Sunday, December 12, 2010

Hope Springs Eternal!

All right. So the fall theater season was rather on the tepid side.  Still, ever searching for a grand and glorious evening of theater-going, I am looking forward to seeing a number of promising new productions in the coming months.

Let’s begin, shall we, with the coming week and three new productions on my schedule.

First off, there’s Spider-Man: Turn Off the Dark, now in previews at the Foxwoods Theater.  What can I say? I cannot resist going to see what $65 million buys these days.  If there is no such thing as bad publicity, then Julie Taymor, Bono and The Edge, and the rest of the creative team should be thrilled by the buzz generated by stories of major technical difficulties, numerous injuries, questionable artistic choices, multiple delays, canceled performances, and predictions of financial doom that seem to have made Spider-Man a must-see.  If they can pull this off, it will be a major triumph of willpower and determination as much as anything.  For a cute spoof of the woes plaguing Spider-Man, you might wish to view Conan O’Brien’s skit at

The second show I will be seeing in the days ahead is one I hope will be a stylish and funny production of Oscar Wilde’s The Importance of being Earnest, presented by the Roundabout Theatre Company at the American Airlines Theater.  Certainly the cast is a strong one, including, among others, veterans Dana Ivey, Paxton Whitehead, and the indomitable Brian Bedford as the equally indomitable Lady Bracknell. Let’s see how Mr. Bedford compares with my thus-far-unchallenged memory of Dame Edith Evans when he utters one my favorite lines from any play:  “Rise, sir, from this semi-recumbent posture; it is most indecorous.”

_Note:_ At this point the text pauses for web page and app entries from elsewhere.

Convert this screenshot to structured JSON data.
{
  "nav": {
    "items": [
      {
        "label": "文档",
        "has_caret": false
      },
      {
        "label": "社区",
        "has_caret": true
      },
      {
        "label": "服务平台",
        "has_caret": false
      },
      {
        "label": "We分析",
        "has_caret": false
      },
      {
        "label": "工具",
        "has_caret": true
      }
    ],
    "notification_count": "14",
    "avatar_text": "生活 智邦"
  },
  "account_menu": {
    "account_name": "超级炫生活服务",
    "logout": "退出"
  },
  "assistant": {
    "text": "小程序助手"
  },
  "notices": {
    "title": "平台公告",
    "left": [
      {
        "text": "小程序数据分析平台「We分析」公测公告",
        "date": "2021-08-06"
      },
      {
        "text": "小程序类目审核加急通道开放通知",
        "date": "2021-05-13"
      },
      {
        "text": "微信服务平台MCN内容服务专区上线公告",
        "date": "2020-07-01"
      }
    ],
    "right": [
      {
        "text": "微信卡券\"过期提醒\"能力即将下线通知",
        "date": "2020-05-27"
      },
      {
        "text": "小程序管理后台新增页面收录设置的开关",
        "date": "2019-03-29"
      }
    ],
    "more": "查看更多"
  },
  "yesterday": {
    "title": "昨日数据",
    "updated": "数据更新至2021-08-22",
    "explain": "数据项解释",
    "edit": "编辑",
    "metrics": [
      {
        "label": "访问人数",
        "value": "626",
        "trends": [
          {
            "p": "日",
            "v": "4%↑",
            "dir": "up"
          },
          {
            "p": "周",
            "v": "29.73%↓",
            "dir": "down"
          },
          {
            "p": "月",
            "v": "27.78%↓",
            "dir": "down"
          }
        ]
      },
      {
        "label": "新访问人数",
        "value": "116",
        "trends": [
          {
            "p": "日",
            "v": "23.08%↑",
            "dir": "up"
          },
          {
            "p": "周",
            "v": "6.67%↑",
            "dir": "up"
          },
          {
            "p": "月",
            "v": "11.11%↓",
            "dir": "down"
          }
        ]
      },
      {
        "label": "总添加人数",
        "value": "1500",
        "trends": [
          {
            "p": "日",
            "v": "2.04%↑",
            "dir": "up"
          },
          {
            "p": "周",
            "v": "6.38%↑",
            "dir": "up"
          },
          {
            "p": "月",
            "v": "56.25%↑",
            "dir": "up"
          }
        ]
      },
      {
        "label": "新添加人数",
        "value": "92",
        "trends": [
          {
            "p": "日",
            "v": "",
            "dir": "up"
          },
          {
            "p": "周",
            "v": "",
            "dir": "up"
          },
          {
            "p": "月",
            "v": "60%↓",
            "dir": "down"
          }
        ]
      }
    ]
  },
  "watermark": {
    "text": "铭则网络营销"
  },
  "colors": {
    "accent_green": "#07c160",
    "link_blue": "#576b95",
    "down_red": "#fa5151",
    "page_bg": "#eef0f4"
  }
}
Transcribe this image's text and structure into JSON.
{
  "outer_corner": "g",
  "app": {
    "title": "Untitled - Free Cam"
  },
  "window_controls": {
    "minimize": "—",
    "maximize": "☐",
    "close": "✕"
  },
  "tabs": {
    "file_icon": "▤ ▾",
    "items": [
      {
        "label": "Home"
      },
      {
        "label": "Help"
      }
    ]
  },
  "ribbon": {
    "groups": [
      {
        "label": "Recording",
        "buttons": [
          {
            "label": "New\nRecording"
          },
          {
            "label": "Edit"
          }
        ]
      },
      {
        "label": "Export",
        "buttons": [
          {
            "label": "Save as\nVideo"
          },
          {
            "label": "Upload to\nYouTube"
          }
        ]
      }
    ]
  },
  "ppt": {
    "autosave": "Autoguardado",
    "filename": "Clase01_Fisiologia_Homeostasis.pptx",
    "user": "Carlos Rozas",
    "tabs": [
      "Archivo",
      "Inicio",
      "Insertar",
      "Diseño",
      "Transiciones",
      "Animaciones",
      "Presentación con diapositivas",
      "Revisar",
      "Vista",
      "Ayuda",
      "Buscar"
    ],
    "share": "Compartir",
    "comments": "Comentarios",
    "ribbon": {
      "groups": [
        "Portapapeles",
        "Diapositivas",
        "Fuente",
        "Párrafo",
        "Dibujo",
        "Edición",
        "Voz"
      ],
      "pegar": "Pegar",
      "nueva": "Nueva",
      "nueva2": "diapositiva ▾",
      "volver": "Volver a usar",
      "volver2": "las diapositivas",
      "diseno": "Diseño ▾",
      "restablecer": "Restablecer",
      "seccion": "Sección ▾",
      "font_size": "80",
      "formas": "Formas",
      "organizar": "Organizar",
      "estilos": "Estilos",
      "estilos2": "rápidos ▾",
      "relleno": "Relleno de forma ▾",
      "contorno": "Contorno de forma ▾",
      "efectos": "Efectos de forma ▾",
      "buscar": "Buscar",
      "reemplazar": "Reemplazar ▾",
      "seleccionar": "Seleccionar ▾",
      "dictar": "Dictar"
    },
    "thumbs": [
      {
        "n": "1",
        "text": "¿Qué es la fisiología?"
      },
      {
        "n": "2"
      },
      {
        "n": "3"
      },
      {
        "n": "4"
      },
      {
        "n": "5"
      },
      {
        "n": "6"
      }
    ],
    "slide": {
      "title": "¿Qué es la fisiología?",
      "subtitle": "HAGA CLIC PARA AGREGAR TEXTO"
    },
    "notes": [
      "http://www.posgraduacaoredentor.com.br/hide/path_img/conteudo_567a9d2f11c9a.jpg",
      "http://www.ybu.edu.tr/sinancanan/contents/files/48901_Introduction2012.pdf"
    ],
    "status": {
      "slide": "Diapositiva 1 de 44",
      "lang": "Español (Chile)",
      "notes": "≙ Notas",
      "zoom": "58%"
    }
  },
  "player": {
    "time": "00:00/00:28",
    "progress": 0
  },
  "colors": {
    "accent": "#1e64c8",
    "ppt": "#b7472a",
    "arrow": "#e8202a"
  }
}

I plan to wrap up my theater-going week by attending a preview of the world premiere of a new play by Adam Bock, who snagged an Obie Award in 2007 for The Thugs.  When it was reviewed The New York Times, critic Jason Zinoman called The Thugs (which I did not see) “chillingly realistic and pointedly absurd.”  Sounds like an intriguing mix, so I look forward to seeing Bock’s new play, which is launching previews at the Playwright’s Horizons.  It is called A Small Fire, and is described thusly: “When a tough-as-nails contractor finds her senses slipping on the brink of her daughter’s wedding, the impact on her family is nothing less than seismic.”   
Playwright’s Horizons is offering discounted tickets, information for which I am happy to pass along.

Order by December 31 with code SMGR and tickets are only: 
$40* (reg. $70) for all performances December 16-30, 2010 
$55 (reg. $70) for all performances January 1-23, 2011

Order online at Use code SMGR
Or call Ticket Central at (212) 279-4200 (Noon-8pm daily) 
Or present a printout of this blog post to the Ticket Central box office at 416 W 42nd Street (Noon-8pm daily).

*A limited number of $40 discounted tickets will be available for purchase. Subject to availability. Valid only in select rows.

Further along in the season, some I the shows for which I carry the torch of hope are War Horse, coming to Lincoln Center’s Vivian Beaumont Theater from across the Pond; The People in the Picture, a new musical starring Donna Murphy; the final two installments of Signature Theater Company’s season devoted to works by Tony Kushner (The Illusion, and The Intelligent Homosexual’s Guide to Capitalism and Socialism with a Key to the Scriptures), and revivals of John Guare’s House of Blue Leaves, Lanford Wilson’s Talley’s Folly, and Neil LaBute’s Fat Pig.   

I see lots of potential in these upcoming shows, so let me just end by wishing us all—as my friend Bill would say—Happy New Season!

Feel free to tell your friends about this blog, and to share your own theater stories by posting a comment.

No comments:

Post a Comment